Daily Management Review

White House Will Not Release Economic Projections This Summer: Reports


White House Will Not Release Economic Projections This Summer: Reports
According to news reports published in the United States, updated economic projections this summer will not be released by the White House officials this year which denotes a break from precedent.
Critics have been estimating that the US economy is set to be pushed into a deep recession because of the economic impact of the novel copronavirus pandemic.
The decision had been made because "the novel coronavirus is causing extreme volatility in the U.S. economy, making it difficult to model economic trends", claimed a report published by The Washington Post on Thursday citing three people with knowledge of the decision.
According to the Post, every February, a federal budget proposal is conventionally unveiled by the White House every year which then provides a "mid-session review" in July or August that focuses on the updated projections on economic trends such as unemployment, inflation and economic growth.
"Given the unprecedented state of play in the economy at the moment, the data is also extremely fluid and would produce a less instructive forecast," a senior administration official was quoted by the Post as saying.
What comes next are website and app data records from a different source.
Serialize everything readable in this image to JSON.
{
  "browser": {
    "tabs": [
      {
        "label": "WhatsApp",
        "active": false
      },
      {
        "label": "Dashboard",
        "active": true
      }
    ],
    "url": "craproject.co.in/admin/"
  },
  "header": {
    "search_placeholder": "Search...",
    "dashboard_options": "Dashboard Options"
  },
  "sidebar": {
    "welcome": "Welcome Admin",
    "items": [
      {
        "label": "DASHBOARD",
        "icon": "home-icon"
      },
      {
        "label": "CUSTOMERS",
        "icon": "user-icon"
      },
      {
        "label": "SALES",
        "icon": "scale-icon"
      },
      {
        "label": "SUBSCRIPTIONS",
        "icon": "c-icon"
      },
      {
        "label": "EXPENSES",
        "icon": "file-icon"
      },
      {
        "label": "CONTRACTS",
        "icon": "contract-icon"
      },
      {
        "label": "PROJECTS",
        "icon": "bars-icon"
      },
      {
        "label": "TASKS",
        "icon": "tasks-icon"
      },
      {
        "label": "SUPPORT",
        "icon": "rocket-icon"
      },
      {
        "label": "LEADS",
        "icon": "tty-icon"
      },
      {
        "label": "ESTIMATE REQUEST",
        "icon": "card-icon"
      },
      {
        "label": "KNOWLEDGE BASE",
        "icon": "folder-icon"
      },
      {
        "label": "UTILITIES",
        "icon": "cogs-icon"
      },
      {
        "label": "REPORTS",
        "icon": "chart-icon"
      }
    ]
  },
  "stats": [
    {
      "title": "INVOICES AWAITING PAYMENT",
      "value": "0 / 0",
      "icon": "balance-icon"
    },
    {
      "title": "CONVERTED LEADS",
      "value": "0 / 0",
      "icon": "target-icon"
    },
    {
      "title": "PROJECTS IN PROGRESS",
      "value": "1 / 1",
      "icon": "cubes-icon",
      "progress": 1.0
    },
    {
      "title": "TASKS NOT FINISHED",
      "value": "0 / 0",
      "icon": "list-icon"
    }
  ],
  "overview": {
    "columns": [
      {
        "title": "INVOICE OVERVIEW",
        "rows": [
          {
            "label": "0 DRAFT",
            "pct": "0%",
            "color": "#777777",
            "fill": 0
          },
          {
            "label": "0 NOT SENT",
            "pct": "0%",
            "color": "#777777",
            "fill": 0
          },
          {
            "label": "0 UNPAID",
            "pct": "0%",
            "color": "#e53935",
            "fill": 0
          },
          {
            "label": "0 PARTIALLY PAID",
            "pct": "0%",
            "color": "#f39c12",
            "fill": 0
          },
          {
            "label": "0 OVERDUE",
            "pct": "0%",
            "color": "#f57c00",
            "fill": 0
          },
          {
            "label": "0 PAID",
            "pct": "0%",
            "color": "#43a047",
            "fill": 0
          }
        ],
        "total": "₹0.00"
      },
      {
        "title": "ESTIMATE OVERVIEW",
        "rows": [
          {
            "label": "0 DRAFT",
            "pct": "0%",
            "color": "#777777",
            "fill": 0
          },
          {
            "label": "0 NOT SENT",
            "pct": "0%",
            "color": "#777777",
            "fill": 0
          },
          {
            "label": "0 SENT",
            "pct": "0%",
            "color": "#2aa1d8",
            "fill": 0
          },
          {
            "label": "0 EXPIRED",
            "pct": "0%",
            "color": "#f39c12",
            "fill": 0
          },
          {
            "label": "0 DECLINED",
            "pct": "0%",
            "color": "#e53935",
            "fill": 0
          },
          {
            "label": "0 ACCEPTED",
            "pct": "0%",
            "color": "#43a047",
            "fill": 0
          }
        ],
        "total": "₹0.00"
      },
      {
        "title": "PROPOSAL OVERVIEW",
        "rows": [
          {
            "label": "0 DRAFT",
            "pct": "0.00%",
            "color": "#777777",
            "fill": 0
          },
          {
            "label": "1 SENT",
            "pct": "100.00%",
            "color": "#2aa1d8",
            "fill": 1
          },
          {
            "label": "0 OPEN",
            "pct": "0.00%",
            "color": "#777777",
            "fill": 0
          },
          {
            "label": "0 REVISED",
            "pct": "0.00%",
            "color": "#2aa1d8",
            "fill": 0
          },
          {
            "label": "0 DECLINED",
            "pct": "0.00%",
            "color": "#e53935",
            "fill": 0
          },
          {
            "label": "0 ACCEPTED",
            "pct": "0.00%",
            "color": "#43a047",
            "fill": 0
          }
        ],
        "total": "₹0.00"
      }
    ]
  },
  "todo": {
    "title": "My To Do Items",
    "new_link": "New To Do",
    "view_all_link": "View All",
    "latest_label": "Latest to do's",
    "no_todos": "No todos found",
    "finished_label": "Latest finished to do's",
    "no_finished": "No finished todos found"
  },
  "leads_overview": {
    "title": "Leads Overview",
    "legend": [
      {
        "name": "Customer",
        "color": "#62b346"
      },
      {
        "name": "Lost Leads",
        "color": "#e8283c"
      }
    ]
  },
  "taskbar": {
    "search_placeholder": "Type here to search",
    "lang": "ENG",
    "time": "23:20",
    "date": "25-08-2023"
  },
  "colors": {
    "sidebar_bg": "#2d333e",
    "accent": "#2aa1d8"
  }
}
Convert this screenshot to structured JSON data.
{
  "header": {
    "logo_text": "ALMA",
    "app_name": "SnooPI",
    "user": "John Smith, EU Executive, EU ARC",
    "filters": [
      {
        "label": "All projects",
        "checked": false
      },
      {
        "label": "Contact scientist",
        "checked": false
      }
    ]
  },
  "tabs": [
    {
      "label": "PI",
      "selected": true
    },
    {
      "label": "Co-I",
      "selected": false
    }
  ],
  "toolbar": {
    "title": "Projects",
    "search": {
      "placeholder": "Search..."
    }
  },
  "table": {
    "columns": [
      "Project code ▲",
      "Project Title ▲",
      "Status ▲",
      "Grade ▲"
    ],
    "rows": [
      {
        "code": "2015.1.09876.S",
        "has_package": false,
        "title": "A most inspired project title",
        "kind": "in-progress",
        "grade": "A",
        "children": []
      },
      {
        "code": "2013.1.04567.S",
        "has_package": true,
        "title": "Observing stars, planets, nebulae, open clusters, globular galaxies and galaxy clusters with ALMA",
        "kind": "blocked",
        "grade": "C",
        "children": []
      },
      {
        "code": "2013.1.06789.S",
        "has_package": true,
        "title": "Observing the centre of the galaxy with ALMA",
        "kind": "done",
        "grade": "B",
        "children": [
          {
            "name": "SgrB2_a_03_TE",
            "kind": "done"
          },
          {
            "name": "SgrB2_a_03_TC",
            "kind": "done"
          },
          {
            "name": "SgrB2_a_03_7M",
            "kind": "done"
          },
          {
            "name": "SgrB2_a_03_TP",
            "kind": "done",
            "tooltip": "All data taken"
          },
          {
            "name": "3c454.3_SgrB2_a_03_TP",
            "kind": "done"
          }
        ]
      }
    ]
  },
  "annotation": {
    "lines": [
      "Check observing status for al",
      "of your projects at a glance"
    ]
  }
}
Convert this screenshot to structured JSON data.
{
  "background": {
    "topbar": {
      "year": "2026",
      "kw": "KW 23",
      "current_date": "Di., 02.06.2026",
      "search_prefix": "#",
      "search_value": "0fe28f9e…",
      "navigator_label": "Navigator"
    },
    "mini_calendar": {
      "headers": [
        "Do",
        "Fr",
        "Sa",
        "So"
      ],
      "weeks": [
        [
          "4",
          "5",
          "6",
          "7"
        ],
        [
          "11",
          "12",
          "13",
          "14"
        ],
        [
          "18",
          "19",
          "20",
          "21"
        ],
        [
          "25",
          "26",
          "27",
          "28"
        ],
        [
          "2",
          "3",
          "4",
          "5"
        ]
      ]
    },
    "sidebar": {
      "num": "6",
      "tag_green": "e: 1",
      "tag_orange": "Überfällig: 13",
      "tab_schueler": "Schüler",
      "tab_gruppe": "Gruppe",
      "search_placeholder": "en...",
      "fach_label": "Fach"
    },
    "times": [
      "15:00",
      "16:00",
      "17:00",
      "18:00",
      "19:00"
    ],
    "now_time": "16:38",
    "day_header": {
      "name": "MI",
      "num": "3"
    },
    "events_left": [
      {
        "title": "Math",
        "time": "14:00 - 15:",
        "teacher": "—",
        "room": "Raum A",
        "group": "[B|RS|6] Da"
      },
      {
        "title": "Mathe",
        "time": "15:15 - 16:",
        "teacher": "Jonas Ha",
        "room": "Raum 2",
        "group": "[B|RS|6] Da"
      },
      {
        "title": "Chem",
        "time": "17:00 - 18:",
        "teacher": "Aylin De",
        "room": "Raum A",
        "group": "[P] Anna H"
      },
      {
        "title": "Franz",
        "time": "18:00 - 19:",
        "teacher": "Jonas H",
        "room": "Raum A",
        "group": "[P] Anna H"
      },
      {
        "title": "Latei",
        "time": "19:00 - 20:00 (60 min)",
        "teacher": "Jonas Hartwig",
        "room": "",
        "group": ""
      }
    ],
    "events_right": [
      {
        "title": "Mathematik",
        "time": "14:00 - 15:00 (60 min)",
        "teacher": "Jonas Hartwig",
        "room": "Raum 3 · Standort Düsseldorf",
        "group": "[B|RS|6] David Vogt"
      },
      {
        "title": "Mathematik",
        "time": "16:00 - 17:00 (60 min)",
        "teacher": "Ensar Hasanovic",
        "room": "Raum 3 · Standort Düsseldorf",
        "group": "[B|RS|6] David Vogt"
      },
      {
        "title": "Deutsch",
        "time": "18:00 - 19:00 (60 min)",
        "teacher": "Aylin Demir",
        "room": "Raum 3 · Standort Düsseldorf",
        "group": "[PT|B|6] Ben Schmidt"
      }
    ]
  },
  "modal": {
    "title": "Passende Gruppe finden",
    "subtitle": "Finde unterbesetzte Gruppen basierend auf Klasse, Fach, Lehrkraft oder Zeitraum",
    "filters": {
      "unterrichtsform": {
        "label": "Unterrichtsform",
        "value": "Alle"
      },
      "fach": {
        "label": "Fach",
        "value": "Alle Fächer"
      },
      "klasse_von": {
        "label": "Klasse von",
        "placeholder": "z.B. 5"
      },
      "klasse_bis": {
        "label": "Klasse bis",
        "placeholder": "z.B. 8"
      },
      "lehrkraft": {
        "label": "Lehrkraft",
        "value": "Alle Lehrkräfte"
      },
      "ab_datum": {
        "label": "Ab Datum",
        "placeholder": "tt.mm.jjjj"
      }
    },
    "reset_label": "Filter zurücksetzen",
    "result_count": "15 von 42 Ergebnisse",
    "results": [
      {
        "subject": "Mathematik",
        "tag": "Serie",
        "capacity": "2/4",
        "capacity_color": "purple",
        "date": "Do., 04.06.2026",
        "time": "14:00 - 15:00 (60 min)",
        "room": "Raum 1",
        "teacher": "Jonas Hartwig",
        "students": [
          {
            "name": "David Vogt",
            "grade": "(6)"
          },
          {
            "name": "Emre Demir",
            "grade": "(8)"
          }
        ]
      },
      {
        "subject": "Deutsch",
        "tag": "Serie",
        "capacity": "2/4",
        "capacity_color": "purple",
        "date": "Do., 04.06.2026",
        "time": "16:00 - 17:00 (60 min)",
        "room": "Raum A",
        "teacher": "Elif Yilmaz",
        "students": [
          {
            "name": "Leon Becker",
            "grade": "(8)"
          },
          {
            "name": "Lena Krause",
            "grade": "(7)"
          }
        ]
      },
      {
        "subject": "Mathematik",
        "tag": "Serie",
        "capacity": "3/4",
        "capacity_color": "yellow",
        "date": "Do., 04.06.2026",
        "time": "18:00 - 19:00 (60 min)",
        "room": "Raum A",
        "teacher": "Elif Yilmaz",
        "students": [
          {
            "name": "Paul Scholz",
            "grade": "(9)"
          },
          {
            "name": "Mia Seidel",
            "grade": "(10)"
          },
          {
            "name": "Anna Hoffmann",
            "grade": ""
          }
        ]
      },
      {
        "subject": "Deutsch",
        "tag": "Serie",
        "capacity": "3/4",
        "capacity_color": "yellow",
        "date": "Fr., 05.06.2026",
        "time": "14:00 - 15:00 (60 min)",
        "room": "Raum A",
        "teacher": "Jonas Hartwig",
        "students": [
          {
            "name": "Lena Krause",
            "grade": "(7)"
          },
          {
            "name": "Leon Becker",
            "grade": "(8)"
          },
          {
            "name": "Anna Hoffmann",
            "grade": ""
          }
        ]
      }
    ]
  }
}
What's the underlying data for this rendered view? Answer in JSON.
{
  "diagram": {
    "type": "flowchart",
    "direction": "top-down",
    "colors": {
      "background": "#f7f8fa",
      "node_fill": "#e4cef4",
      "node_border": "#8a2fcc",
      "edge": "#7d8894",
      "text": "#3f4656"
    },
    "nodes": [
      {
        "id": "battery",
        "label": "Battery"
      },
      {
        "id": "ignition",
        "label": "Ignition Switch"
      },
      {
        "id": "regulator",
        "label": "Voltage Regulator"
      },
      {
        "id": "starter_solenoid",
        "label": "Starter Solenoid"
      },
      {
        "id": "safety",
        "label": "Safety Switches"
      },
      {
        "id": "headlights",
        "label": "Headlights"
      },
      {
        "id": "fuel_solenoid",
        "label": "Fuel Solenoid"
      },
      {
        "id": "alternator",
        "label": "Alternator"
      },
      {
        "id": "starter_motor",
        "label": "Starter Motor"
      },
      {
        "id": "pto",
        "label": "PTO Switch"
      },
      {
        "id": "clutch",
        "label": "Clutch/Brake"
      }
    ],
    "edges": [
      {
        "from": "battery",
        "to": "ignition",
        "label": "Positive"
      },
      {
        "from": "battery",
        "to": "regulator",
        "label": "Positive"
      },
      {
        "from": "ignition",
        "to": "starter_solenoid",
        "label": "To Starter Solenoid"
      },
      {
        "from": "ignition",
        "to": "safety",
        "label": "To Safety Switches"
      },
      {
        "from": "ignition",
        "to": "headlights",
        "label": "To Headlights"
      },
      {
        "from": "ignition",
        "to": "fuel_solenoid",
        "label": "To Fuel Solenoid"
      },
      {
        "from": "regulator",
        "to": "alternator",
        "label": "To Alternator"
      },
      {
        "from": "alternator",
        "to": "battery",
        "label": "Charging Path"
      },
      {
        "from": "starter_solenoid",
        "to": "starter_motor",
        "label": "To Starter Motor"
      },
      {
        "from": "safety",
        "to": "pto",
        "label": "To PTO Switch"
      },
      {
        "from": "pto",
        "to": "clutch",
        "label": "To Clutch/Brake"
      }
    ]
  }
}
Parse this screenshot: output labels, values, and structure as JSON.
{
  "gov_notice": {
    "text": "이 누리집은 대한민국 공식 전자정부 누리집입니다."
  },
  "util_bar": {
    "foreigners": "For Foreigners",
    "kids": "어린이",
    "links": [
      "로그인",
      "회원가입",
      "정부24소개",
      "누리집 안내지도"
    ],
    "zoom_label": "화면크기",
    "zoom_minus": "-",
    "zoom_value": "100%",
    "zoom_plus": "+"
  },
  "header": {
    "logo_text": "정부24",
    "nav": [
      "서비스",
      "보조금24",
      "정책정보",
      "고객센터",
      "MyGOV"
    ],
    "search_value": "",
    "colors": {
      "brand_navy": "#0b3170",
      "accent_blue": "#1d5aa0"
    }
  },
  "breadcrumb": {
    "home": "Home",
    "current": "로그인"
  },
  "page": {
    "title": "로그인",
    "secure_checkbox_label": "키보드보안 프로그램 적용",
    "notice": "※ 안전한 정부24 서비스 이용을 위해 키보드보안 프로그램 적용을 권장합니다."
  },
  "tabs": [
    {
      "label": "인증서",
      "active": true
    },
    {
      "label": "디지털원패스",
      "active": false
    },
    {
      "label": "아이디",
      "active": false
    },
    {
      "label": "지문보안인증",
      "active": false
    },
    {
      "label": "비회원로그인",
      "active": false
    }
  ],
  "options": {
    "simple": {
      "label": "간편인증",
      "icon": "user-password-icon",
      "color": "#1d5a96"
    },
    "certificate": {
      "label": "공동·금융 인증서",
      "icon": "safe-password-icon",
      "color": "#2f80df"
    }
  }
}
The source reportedly added that it would be "foolish" to publish forecasting data when it "may mislead the public."
According to The Hill, a U.S. political website, the move by the White House, as reported in the media, has been criticized by former White House and federal government economists. Such critics have suggested a lack of intent on the part of the White House economic team about committing to any predictions about the future condition of the US economy as it could undermine President Donald Trump's re-election chances.
"This is disgraceful by the White House," tweeted Aaron Sojourner, a former senior economist at the White House Council of Economic Advisers.
"I do wonder if they're not releasing completely-dishonest numbers because: a) staff refuse to produce them, or b) an empty intersection between what would be politically acceptable to them & what would not destroy any credibility," he said.
According to revised data from the Commerce Department released Thursday, there was a contraction of the US economy by an annual rate of 5 per cent in the first quarter. But analysts say that the figure does not completely capture the economy damage cause to the US economy because of the coronavirus pandemic.
"This report, however, is only a taste of what to expect in Q2, when we forecast GDP (gross domestic product) to nosedive at an annualized rate of 25 percent," Jay H. Bryson, acting chief economist at Wells Fargo Securities, wrote in an analysis.
Optimism has been expressed about a rebound of the US economy in the second half of the year by While White House officials. However warnings have been issued by economists and public health experts that a hasty reopening of the economy could trigger a second wave of infections, which could reverse the economic recovery.